What to do: In full and word for word, copy the listing; no pictures belong in the copy.

Input:
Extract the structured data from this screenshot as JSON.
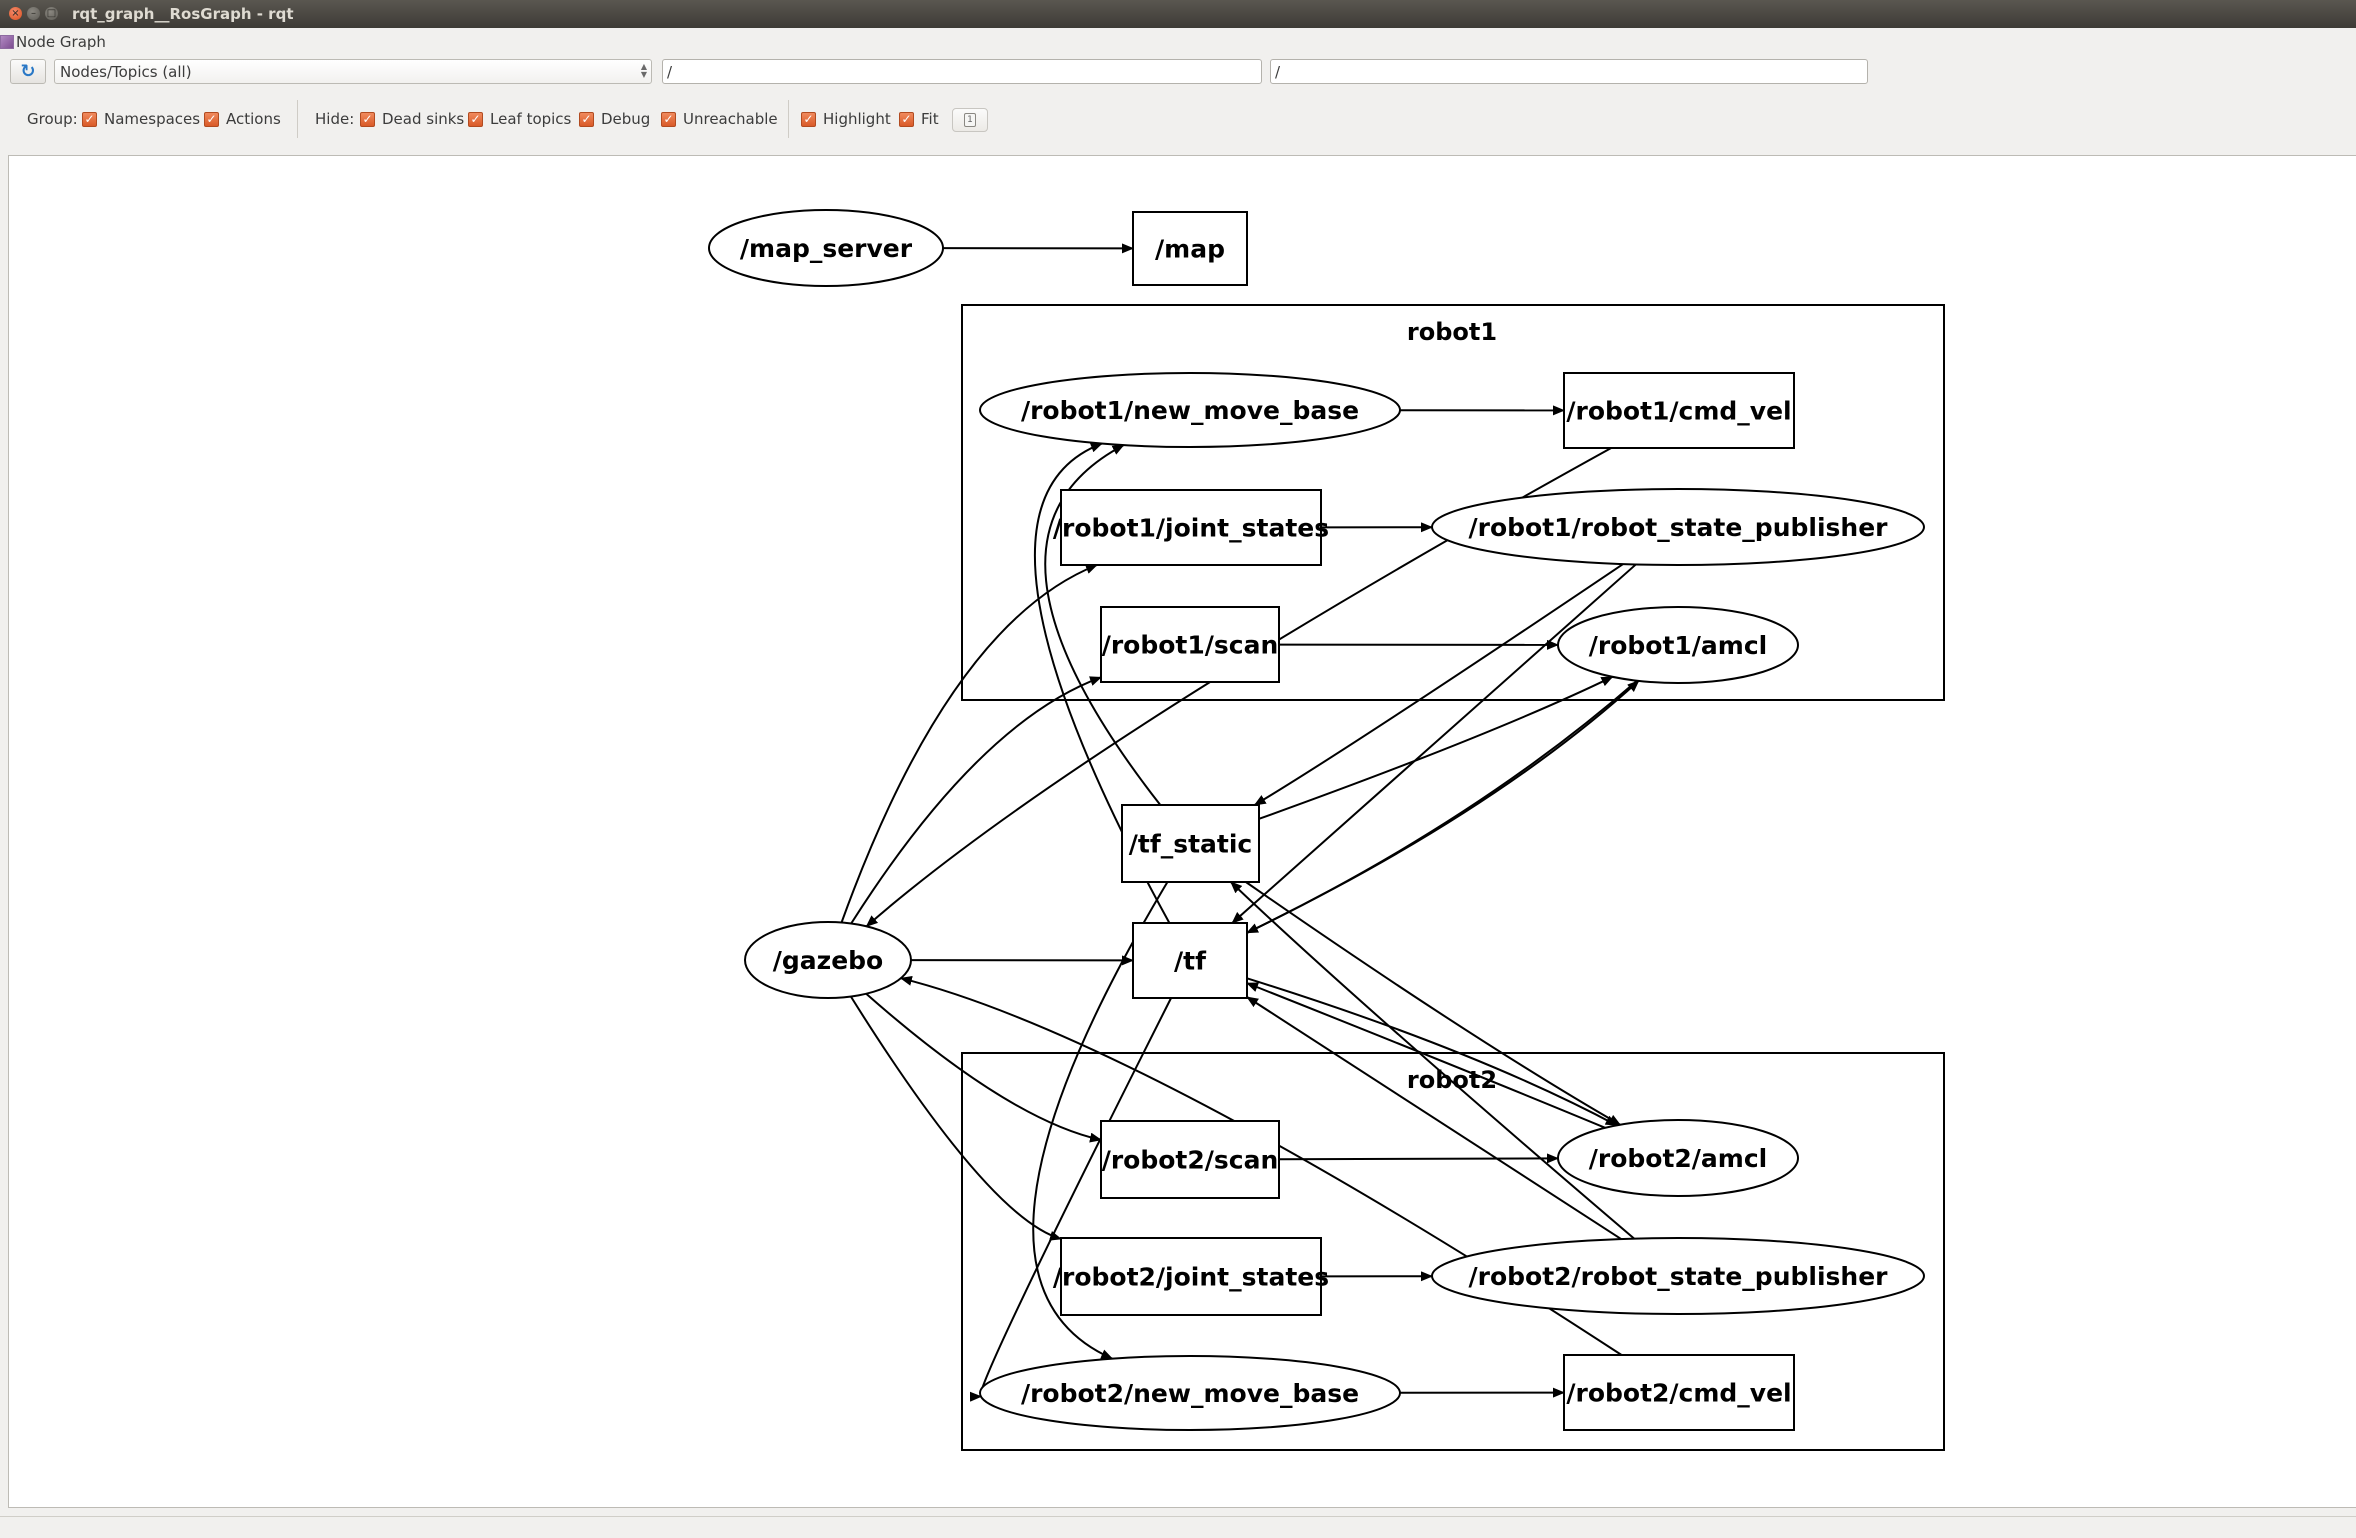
{
  "window": {
    "title": "rqt_graph__RosGraph - rqt",
    "buttons": [
      "close",
      "minimize",
      "maximize"
    ]
  },
  "plugin": {
    "title": "Node Graph",
    "icon": "node-graph-icon"
  },
  "controls": {
    "refresh_icon": "refresh-icon",
    "graph_type": "Nodes/Topics (all)",
    "namespace_filter": "/",
    "topic_filter": "/"
  },
  "options": {
    "group_label": "Group:",
    "group": [
      {
        "label": "Namespaces",
        "checked": true
      },
      {
        "label": "Actions",
        "checked": true
      }
    ],
    "hide_label": "Hide:",
    "hide": [
      {
        "label": "Dead sinks",
        "checked": true
      },
      {
        "label": "Leaf topics",
        "checked": true
      },
      {
        "label": "Debug",
        "checked": true
      },
      {
        "label": "Unreachable",
        "checked": true
      }
    ],
    "view": [
      {
        "label": "Highlight",
        "checked": true
      },
      {
        "label": "Fit",
        "checked": true
      }
    ],
    "save_icon": "save-as-image-icon"
  },
  "graph": {
    "clusters": [
      {
        "id": "robot1",
        "label": "robot1"
      },
      {
        "id": "robot2",
        "label": "robot2"
      }
    ],
    "nodes": [
      {
        "id": "map_server",
        "label": "/map_server",
        "kind": "node"
      },
      {
        "id": "map",
        "label": "/map",
        "kind": "topic"
      },
      {
        "id": "r1_nmb",
        "label": "/robot1/new_move_base",
        "kind": "node",
        "cluster": "robot1"
      },
      {
        "id": "r1_cmd",
        "label": "/robot1/cmd_vel",
        "kind": "topic",
        "cluster": "robot1"
      },
      {
        "id": "r1_js",
        "label": "/robot1/joint_states",
        "kind": "topic",
        "cluster": "robot1"
      },
      {
        "id": "r1_rsp",
        "label": "/robot1/robot_state_publisher",
        "kind": "node",
        "cluster": "robot1"
      },
      {
        "id": "r1_scan",
        "label": "/robot1/scan",
        "kind": "topic",
        "cluster": "robot1"
      },
      {
        "id": "r1_amcl",
        "label": "/robot1/amcl",
        "kind": "node",
        "cluster": "robot1"
      },
      {
        "id": "tf_static",
        "label": "/tf_static",
        "kind": "topic"
      },
      {
        "id": "tf",
        "label": "/tf",
        "kind": "topic"
      },
      {
        "id": "gazebo",
        "label": "/gazebo",
        "kind": "node"
      },
      {
        "id": "r2_scan",
        "label": "/robot2/scan",
        "kind": "topic",
        "cluster": "robot2"
      },
      {
        "id": "r2_amcl",
        "label": "/robot2/amcl",
        "kind": "node",
        "cluster": "robot2"
      },
      {
        "id": "r2_js",
        "label": "/robot2/joint_states",
        "kind": "topic",
        "cluster": "robot2"
      },
      {
        "id": "r2_rsp",
        "label": "/robot2/robot_state_publisher",
        "kind": "node",
        "cluster": "robot2"
      },
      {
        "id": "r2_nmb",
        "label": "/robot2/new_move_base",
        "kind": "node",
        "cluster": "robot2"
      },
      {
        "id": "r2_cmd",
        "label": "/robot2/cmd_vel",
        "kind": "topic",
        "cluster": "robot2"
      }
    ],
    "edges": [
      {
        "from": "map_server",
        "to": "map"
      },
      {
        "from": "r1_nmb",
        "to": "r1_cmd"
      },
      {
        "from": "r1_js",
        "to": "r1_rsp"
      },
      {
        "from": "r1_scan",
        "to": "r1_amcl"
      },
      {
        "from": "gazebo",
        "to": "r1_js"
      },
      {
        "from": "gazebo",
        "to": "r1_scan"
      },
      {
        "from": "gazebo",
        "to": "tf"
      },
      {
        "from": "gazebo",
        "to": "r2_scan"
      },
      {
        "from": "gazebo",
        "to": "r2_js"
      },
      {
        "from": "r1_cmd",
        "to": "gazebo"
      },
      {
        "from": "r2_cmd",
        "to": "gazebo"
      },
      {
        "from": "tf_static",
        "to": "r1_nmb"
      },
      {
        "from": "tf_static",
        "to": "r1_amcl"
      },
      {
        "from": "tf_static",
        "to": "r2_amcl"
      },
      {
        "from": "tf_static",
        "to": "r2_nmb"
      },
      {
        "from": "tf",
        "to": "r1_nmb"
      },
      {
        "from": "tf",
        "to": "r1_amcl"
      },
      {
        "from": "tf",
        "to": "r2_amcl"
      },
      {
        "from": "tf",
        "to": "r2_nmb"
      },
      {
        "from": "r1_rsp",
        "to": "tf_static"
      },
      {
        "from": "r1_rsp",
        "to": "tf"
      },
      {
        "from": "r1_amcl",
        "to": "tf"
      },
      {
        "from": "r2_rsp",
        "to": "tf_static"
      },
      {
        "from": "r2_rsp",
        "to": "tf"
      },
      {
        "from": "r2_amcl",
        "to": "tf"
      },
      {
        "from": "r2_scan",
        "to": "r2_amcl"
      },
      {
        "from": "r2_js",
        "to": "r2_rsp"
      },
      {
        "from": "r2_nmb",
        "to": "r2_cmd"
      }
    ]
  }
}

Written answer:
Extract the structured data from this screenshot as JSON.
{
  "window": {
    "title": "rqt_graph__RosGraph - rqt",
    "buttons": [
      "close",
      "minimize",
      "maximize"
    ]
  },
  "plugin": {
    "title": "Node Graph",
    "icon": "node-graph-icon"
  },
  "controls": {
    "refresh_icon": "refresh-icon",
    "graph_type": "Nodes/Topics (all)",
    "namespace_filter": "/",
    "topic_filter": "/"
  },
  "options": {
    "group_label": "Group:",
    "group": [
      {
        "label": "Namespaces",
        "checked": true
      },
      {
        "label": "Actions",
        "checked": true
      }
    ],
    "hide_label": "Hide:",
    "hide": [
      {
        "label": "Dead sinks",
        "checked": true
      },
      {
        "label": "Leaf topics",
        "checked": true
      },
      {
        "label": "Debug",
        "checked": true
      },
      {
        "label": "Unreachable",
        "checked": true
      }
    ],
    "view": [
      {
        "label": "Highlight",
        "checked": true
      },
      {
        "label": "Fit",
        "checked": true
      }
    ],
    "save_icon": "save-as-image-icon"
  },
  "graph": {
    "clusters": [
      {
        "id": "robot1",
        "label": "robot1"
      },
      {
        "id": "robot2",
        "label": "robot2"
      }
    ],
    "nodes": [
      {
        "id": "map_server",
        "label": "/map_server",
        "kind": "node"
      },
      {
        "id": "map",
        "label": "/map",
        "kind": "topic"
      },
      {
        "id": "r1_nmb",
        "label": "/robot1/new_move_base",
        "kind": "node",
        "cluster": "robot1"
      },
      {
        "id": "r1_cmd",
        "label": "/robot1/cmd_vel",
        "kind": "topic",
        "cluster": "robot1"
      },
      {
        "id": "r1_js",
        "label": "/robot1/joint_states",
        "kind": "topic",
        "cluster": "robot1"
      },
      {
        "id": "r1_rsp",
        "label": "/robot1/robot_state_publisher",
        "kind": "node",
        "cluster": "robot1"
      },
      {
        "id": "r1_scan",
        "label": "/robot1/scan",
        "kind": "topic",
        "cluster": "robot1"
      },
      {
        "id": "r1_amcl",
        "label": "/robot1/amcl",
        "kind": "node",
        "cluster": "robot1"
      },
      {
        "id": "tf_static",
        "label": "/tf_static",
        "kind": "topic"
      },
      {
        "id": "tf",
        "label": "/tf",
        "kind": "topic"
      },
      {
        "id": "gazebo",
        "label": "/gazebo",
        "kind": "node"
      },
      {
        "id": "r2_scan",
        "label": "/robot2/scan",
        "kind": "topic",
        "cluster": "robot2"
      },
      {
        "id": "r2_amcl",
        "label": "/robot2/amcl",
        "kind": "node",
        "cluster": "robot2"
      },
      {
        "id": "r2_js",
        "label": "/robot2/joint_states",
        "kind": "topic",
        "cluster": "robot2"
      },
      {
        "id": "r2_rsp",
        "label": "/robot2/robot_state_publisher",
        "kind": "node",
        "cluster": "robot2"
      },
      {
        "id": "r2_nmb",
        "label": "/robot2/new_move_base",
        "kind": "node",
        "cluster": "robot2"
      },
      {
        "id": "r2_cmd",
        "label": "/robot2/cmd_vel",
        "kind": "topic",
        "cluster": "robot2"
      }
    ],
    "edges": [
      {
        "from": "map_server",
        "to": "map"
      },
      {
        "from": "r1_nmb",
        "to": "r1_cmd"
      },
      {
        "from": "r1_js",
        "to": "r1_rsp"
      },
      {
        "from": "r1_scan",
        "to": "r1_amcl"
      },
      {
        "from": "gazebo",
        "to": "r1_js"
      },
      {
        "from": "gazebo",
        "to": "r1_scan"
      },
      {
        "from": "gazebo",
        "to": "tf"
      },
      {
        "from": "gazebo",
        "to": "r2_scan"
      },
      {
        "from": "gazebo",
        "to": "r2_js"
      },
      {
        "from": "r1_cmd",
        "to": "gazebo"
      },
      {
        "from": "r2_cmd",
        "to": "gazebo"
      },
      {
        "from": "tf_static",
        "to": "r1_nmb"
      },
      {
        "from": "tf_static",
        "to": "r1_amcl"
      },
      {
        "from": "tf_static",
        "to": "r2_amcl"
      },
      {
        "from": "tf_static",
        "to": "r2_nmb"
      },
      {
        "from": "tf",
        "to": "r1_nmb"
      },
      {
        "from": "tf",
        "to": "r1_amcl"
      },
      {
        "from": "tf",
        "to": "r2_amcl"
      },
      {
        "from": "tf",
        "to": "r2_nmb"
      },
      {
        "from": "r1_rsp",
        "to": "tf_static"
      },
      {
        "from": "r1_rsp",
        "to": "tf"
      },
      {
        "from": "r1_amcl",
        "to": "tf"
      },
      {
        "from": "r2_rsp",
        "to": "tf_static"
      },
      {
        "from": "r2_rsp",
        "to": "tf"
      },
      {
        "from": "r2_amcl",
        "to": "tf"
      },
      {
        "from": "r2_scan",
        "to": "r2_amcl"
      },
      {
        "from": "r2_js",
        "to": "r2_rsp"
      },
      {
        "from": "r2_nmb",
        "to": "r2_cmd"
      }
    ]
  }
}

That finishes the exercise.